MATERIALS PROVIDED Start Marker
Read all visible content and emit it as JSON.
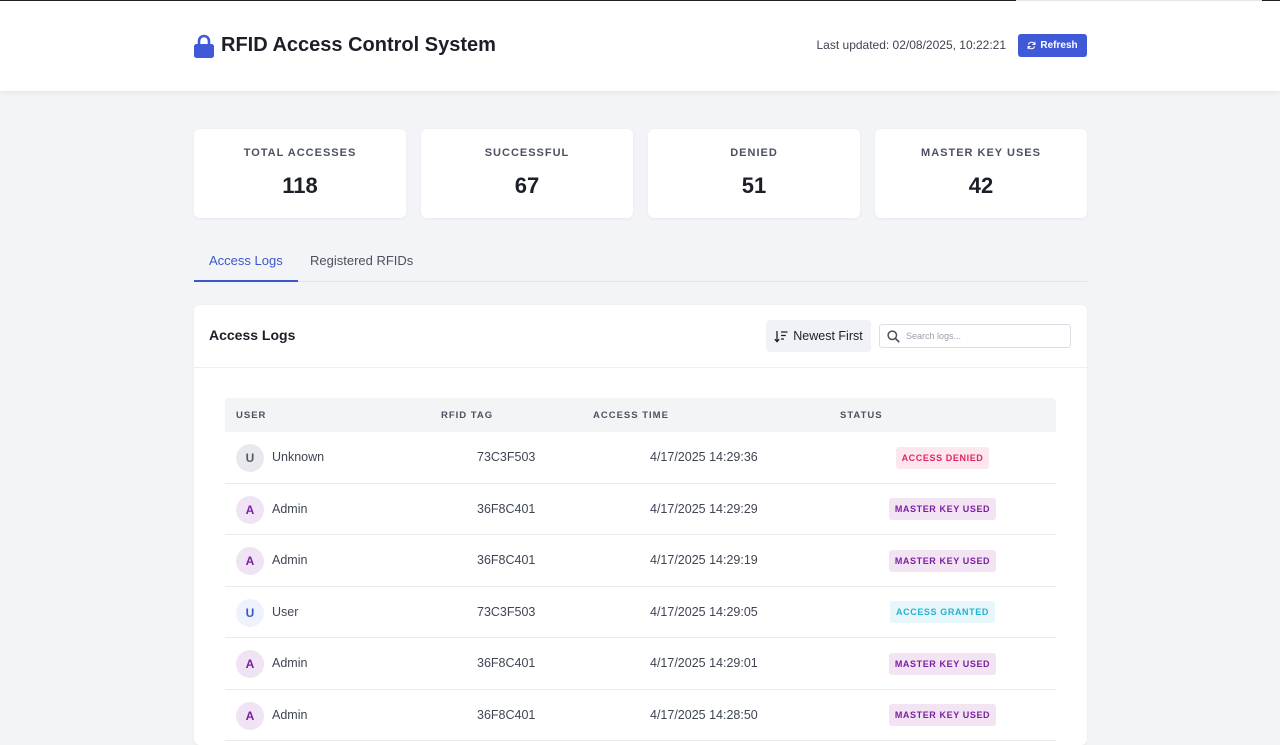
{
  "header": {
    "title": "RFID Access Control System",
    "last_updated": "Last updated: 02/08/2025, 10:22:21",
    "refresh_label": "Refresh",
    "lock_icon": "lock-icon",
    "accent": "#4059d9"
  },
  "stats": [
    {
      "label": "TOTAL ACCESSES",
      "value": "118"
    },
    {
      "label": "SUCCESSFUL",
      "value": "67"
    },
    {
      "label": "DENIED",
      "value": "51"
    },
    {
      "label": "MASTER KEY USES",
      "value": "42"
    }
  ],
  "tabs": [
    {
      "label": "Access Logs",
      "active": true
    },
    {
      "label": "Registered RFIDs",
      "active": false
    }
  ],
  "panel": {
    "title": "Access Logs",
    "sort_label": "Newest First",
    "search_placeholder": "Search logs..."
  },
  "table": {
    "columns": [
      "USER",
      "RFID TAG",
      "ACCESS TIME",
      "STATUS"
    ],
    "rows": [
      {
        "initial": "U",
        "user": "Unknown",
        "rfid": "73C3F503",
        "time": "4/17/2025 14:29:36",
        "status": "ACCESS DENIED",
        "kind": "unknown",
        "status_kind": "denied"
      },
      {
        "initial": "A",
        "user": "Admin",
        "rfid": "36F8C401",
        "time": "4/17/2025 14:29:29",
        "status": "MASTER KEY USED",
        "kind": "admin",
        "status_kind": "master"
      },
      {
        "initial": "A",
        "user": "Admin",
        "rfid": "36F8C401",
        "time": "4/17/2025 14:29:19",
        "status": "MASTER KEY USED",
        "kind": "admin",
        "status_kind": "master"
      },
      {
        "initial": "U",
        "user": "User",
        "rfid": "73C3F503",
        "time": "4/17/2025 14:29:05",
        "status": "ACCESS GRANTED",
        "kind": "user",
        "status_kind": "granted"
      },
      {
        "initial": "A",
        "user": "Admin",
        "rfid": "36F8C401",
        "time": "4/17/2025 14:29:01",
        "status": "MASTER KEY USED",
        "kind": "admin",
        "status_kind": "master"
      },
      {
        "initial": "A",
        "user": "Admin",
        "rfid": "36F8C401",
        "time": "4/17/2025 14:28:50",
        "status": "MASTER KEY USED",
        "kind": "admin",
        "status_kind": "master"
      }
    ]
  },
  "colors": {
    "denied": "#e0245e",
    "master": "#7b1fa2",
    "granted": "#1fb4d2"
  }
}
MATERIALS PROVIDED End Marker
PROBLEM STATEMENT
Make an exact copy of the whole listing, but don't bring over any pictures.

RESULT BELOW
Read all visible content and emit it as JSON.
{
  "header": {
    "title": "RFID Access Control System",
    "last_updated": "Last updated: 02/08/2025, 10:22:21",
    "refresh_label": "Refresh",
    "lock_icon": "lock-icon",
    "accent": "#4059d9"
  },
  "stats": [
    {
      "label": "TOTAL ACCESSES",
      "value": "118"
    },
    {
      "label": "SUCCESSFUL",
      "value": "67"
    },
    {
      "label": "DENIED",
      "value": "51"
    },
    {
      "label": "MASTER KEY USES",
      "value": "42"
    }
  ],
  "tabs": [
    {
      "label": "Access Logs",
      "active": true
    },
    {
      "label": "Registered RFIDs",
      "active": false
    }
  ],
  "panel": {
    "title": "Access Logs",
    "sort_label": "Newest First",
    "search_placeholder": "Search logs..."
  },
  "table": {
    "columns": [
      "USER",
      "RFID TAG",
      "ACCESS TIME",
      "STATUS"
    ],
    "rows": [
      {
        "initial": "U",
        "user": "Unknown",
        "rfid": "73C3F503",
        "time": "4/17/2025 14:29:36",
        "status": "ACCESS DENIED",
        "kind": "unknown",
        "status_kind": "denied"
      },
      {
        "initial": "A",
        "user": "Admin",
        "rfid": "36F8C401",
        "time": "4/17/2025 14:29:29",
        "status": "MASTER KEY USED",
        "kind": "admin",
        "status_kind": "master"
      },
      {
        "initial": "A",
        "user": "Admin",
        "rfid": "36F8C401",
        "time": "4/17/2025 14:29:19",
        "status": "MASTER KEY USED",
        "kind": "admin",
        "status_kind": "master"
      },
      {
        "initial": "U",
        "user": "User",
        "rfid": "73C3F503",
        "time": "4/17/2025 14:29:05",
        "status": "ACCESS GRANTED",
        "kind": "user",
        "status_kind": "granted"
      },
      {
        "initial": "A",
        "user": "Admin",
        "rfid": "36F8C401",
        "time": "4/17/2025 14:29:01",
        "status": "MASTER KEY USED",
        "kind": "admin",
        "status_kind": "master"
      },
      {
        "initial": "A",
        "user": "Admin",
        "rfid": "36F8C401",
        "time": "4/17/2025 14:28:50",
        "status": "MASTER KEY USED",
        "kind": "admin",
        "status_kind": "master"
      }
    ]
  },
  "colors": {
    "denied": "#e0245e",
    "master": "#7b1fa2",
    "granted": "#1fb4d2"
  }
}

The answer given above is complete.